Over the long weekend, federal district judges in both Texas and Louisiana moved to halt new abortion clinic restrictions from taking effect. In both instances the laws were slated to become active on Monday, September 1.
Louisiana's requirement, signed into law in June, requires all abortion-clinic doctors to have admitting privileges at local hospitals. On Sunday, U.S. District Judge John deGravelles granted doctors a temporary reprieve from repercussions for continuing to practice while they seek these privileges, a process that can take several months.
On Friday, U.S. District Judge Lee Yeakel threw out a Texas provision which would have forced 12 of the state's 19 abortion clinics to close. The provision is part of a broader abortion law which also requires clinic doctors to have admitting privileges at local hospitals. That part of the law was upheld by the 5th Circuit Court of Appeals earlier this year.
But in general TRAP ("targeted regulation of abortion providers") laws haven't fared so well in the Southern states lately. In early August, a federal district judge ordered Alabama legislators to reconsider a requirement that abortion-clinic doctors have hospital admitting privileges.
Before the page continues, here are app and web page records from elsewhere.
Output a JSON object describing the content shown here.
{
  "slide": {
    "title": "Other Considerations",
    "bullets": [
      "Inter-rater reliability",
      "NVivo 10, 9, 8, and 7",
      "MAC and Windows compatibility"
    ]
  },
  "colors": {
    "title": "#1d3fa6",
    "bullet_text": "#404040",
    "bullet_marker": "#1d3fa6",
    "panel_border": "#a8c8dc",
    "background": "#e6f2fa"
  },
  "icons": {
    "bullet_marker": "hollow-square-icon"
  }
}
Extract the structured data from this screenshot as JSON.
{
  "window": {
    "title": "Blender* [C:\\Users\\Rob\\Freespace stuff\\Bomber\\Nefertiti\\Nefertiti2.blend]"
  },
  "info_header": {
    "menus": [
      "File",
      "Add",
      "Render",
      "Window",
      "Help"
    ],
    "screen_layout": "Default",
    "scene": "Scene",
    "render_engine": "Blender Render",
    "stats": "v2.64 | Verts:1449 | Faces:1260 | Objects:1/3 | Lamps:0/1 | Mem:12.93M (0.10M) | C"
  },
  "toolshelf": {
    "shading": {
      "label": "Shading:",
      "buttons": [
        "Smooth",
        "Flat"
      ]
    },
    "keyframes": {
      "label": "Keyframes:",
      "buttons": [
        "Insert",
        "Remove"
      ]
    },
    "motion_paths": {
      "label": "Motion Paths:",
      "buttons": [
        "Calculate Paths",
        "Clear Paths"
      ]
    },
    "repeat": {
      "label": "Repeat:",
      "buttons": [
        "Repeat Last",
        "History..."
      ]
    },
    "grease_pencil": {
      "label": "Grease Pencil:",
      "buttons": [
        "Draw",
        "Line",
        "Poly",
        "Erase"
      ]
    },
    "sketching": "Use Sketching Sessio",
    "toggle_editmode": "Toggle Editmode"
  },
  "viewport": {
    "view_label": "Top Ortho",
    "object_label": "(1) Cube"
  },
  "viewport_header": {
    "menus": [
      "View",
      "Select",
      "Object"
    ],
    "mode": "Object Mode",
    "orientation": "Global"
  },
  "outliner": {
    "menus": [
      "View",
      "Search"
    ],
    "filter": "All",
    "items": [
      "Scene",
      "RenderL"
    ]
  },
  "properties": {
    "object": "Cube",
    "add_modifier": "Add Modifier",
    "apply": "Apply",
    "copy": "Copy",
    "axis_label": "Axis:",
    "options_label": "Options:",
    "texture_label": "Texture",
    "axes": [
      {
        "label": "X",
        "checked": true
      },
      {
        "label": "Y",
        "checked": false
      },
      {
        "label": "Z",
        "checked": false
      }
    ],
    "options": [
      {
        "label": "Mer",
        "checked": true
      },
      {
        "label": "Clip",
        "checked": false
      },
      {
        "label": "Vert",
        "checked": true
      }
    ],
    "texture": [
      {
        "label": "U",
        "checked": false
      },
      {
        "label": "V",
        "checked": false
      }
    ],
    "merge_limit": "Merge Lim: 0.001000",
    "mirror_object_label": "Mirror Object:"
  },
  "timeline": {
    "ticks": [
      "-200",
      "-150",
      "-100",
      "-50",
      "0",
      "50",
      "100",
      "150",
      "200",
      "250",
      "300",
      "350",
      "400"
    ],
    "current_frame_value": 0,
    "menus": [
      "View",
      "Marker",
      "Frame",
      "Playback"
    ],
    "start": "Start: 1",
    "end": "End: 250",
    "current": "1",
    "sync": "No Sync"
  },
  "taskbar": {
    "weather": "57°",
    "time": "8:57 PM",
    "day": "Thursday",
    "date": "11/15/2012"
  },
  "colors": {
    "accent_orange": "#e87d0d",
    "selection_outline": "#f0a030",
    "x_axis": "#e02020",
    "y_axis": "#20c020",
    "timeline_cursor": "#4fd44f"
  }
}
And in July, the notroriously-conservative 5th Circuit court ruled that Mississippi's admitting-privileges law—which would have forced the state's one remaining abortion clinic to close—was unconstitutional.